Avoid red-eye flights – All flights from the U.S. to Buenos Aires are red-eye flights. We had the time and didn’t think our daughter would do well on a red-eye, so instead we flew Mexicana airlines to Mexico City during the day. We stayed at the airport Ramada hotel (recommended) and continued on the next day to Buenos Aires. This worked well for all of us, especially for Grace as she only had to nap on the plane, not try to get a full night’s sleep. This plan backfired on us on the return though when Mexicana canceled our return flight and we ended up on a red-eye anyway. Some parents say their kids do well on red-eyes by sleeping all the way through, so do what you think will work best for you and your child(ren).
Rent an apartment – Apartments for rent are widely available in Buenos Aires because of a hotel room shortage and because of investment real estate. Many of them are cheaper than comparable hotels. We paid $120/ night for a very nice 2-bedroom, 2-bathroom apartment in Palermo, a great neighborhood to stay in with a child. We rented through ApartmentsBA and found them professional and, apart from a few minor hiccups, easy to work with.
Keep your child on the time at home – If you’re from the West Coast that is. If you’re from the east coast the time difference is only 1 or 2 hours (depending on time of year), from the west coast it’s 4 or 5 hours. We kept our daughter on Oregon time by still feeding her dinner an hour before bedtime but at 8 or 9pm instead of 5 or 6pm. This way we were able to stay out until 9 or 10pm and sleep in until at least 8am. Argentines don’t even think about dinner until 9pm so by keeping her on a later schedule we could actually eat when locals eat.
Bring a portable booster seat – While most restaurants in Argentina have high chairs, some don’t. Of those that do have them, every single one we saw was actually just a tall chair with no straps or even bar to keep the child in. This might work with an older child but our daughter would have simply slid right out.

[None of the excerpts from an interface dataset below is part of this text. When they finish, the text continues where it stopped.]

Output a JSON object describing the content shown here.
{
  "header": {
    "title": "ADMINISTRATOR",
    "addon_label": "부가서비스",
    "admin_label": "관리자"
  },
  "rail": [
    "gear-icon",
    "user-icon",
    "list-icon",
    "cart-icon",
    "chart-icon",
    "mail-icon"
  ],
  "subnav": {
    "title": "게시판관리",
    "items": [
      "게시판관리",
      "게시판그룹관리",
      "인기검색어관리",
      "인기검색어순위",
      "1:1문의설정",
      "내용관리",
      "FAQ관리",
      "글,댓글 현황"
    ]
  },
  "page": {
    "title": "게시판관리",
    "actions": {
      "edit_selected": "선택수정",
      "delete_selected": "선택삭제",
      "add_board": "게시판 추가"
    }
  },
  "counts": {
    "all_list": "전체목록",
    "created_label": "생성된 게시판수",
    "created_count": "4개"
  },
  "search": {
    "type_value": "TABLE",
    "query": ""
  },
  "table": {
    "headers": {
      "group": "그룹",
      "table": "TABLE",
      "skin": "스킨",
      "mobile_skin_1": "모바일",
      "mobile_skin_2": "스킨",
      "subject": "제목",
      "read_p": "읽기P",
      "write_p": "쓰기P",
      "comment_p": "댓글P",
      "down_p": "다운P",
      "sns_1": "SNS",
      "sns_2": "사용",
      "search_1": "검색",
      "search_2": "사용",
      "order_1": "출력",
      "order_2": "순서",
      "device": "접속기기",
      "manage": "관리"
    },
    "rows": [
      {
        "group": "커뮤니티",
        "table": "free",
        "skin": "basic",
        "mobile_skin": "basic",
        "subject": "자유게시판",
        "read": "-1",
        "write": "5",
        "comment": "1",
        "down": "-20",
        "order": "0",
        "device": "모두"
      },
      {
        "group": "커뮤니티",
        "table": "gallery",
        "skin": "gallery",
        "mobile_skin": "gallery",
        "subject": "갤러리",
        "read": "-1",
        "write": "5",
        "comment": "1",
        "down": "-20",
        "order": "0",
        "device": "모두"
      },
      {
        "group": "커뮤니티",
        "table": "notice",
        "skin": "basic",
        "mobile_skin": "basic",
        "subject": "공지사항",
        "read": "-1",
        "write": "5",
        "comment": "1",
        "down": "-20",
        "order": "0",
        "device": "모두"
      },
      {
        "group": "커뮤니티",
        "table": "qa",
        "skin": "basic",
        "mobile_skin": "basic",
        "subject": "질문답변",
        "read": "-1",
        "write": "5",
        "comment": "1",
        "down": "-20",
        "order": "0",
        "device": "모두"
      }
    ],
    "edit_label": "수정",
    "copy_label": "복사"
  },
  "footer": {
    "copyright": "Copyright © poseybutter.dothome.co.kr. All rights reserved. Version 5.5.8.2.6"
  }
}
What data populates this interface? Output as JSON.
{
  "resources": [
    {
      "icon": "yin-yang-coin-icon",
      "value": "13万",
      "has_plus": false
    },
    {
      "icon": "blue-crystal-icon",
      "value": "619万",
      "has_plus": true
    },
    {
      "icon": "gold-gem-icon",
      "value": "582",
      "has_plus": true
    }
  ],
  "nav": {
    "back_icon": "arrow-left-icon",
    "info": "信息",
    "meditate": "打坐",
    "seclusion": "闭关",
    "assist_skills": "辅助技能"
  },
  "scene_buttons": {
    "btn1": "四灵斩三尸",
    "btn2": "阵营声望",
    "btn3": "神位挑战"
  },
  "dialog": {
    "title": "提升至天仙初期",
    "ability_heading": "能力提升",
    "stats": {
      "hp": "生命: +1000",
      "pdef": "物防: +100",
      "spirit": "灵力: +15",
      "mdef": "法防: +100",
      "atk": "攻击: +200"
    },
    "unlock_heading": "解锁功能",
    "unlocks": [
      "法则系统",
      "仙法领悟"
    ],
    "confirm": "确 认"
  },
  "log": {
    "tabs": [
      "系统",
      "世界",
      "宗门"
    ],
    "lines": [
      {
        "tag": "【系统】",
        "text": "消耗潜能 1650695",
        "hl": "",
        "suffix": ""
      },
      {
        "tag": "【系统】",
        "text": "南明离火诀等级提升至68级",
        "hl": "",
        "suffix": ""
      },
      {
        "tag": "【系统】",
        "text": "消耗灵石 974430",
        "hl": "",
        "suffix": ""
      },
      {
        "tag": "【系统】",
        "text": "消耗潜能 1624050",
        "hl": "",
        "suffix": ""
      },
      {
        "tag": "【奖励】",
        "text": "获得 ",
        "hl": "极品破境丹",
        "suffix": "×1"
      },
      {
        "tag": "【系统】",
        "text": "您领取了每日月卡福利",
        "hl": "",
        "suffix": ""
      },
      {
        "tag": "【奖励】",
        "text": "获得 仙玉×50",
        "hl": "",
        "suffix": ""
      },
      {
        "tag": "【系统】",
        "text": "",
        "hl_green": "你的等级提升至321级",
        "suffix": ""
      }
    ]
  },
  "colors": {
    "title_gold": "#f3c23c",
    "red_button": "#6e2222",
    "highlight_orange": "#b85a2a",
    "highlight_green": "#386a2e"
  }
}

Thankfully we had brought The First Years On The Go Booster Seat which fit nicely into the restaurant high chairs and kept our daughter in place.
Don’t bring diapers and wipes – We had heard diapers and wipes would be expensive but they really weren’t. Major U.S. brands (Pampers, Huggies) were available in every grocery store and pharmacy, so we were never without a place to buy them.
Do bring baby food – If your child is still eating pureed baby food you’ll need to bring it with you or bring a hand grinder to make your own. We had heard jarred baby food would be available but we checked in multiple large grocery stores and it never was. Our daughter was old enough that she was also eating table food, so it wasn’t a problem for us but could be a big headache for someone with a smaller baby. Our daughter drinks whole milk which was easy to find but formula also seemed easy to come by.
Bring a baby carrier – We highly recommend the Ergo baby carrier, no matter where you are traveling. See our list of essential travel gear for more information. We used it daily in Buenos Aires.
Bring a plastic changing pad. Diaper changing stations were very rare in public bathrooms. We either changed Grace’s diaper on the floor on a changing pad or just waited until we returned to the apartment. Since we returned at least once a day for naps this worked most days but there were a few emergencies where the bathroom floor had to do. We were told all McDonald’s have changing stations and McDonald’s are everywhere.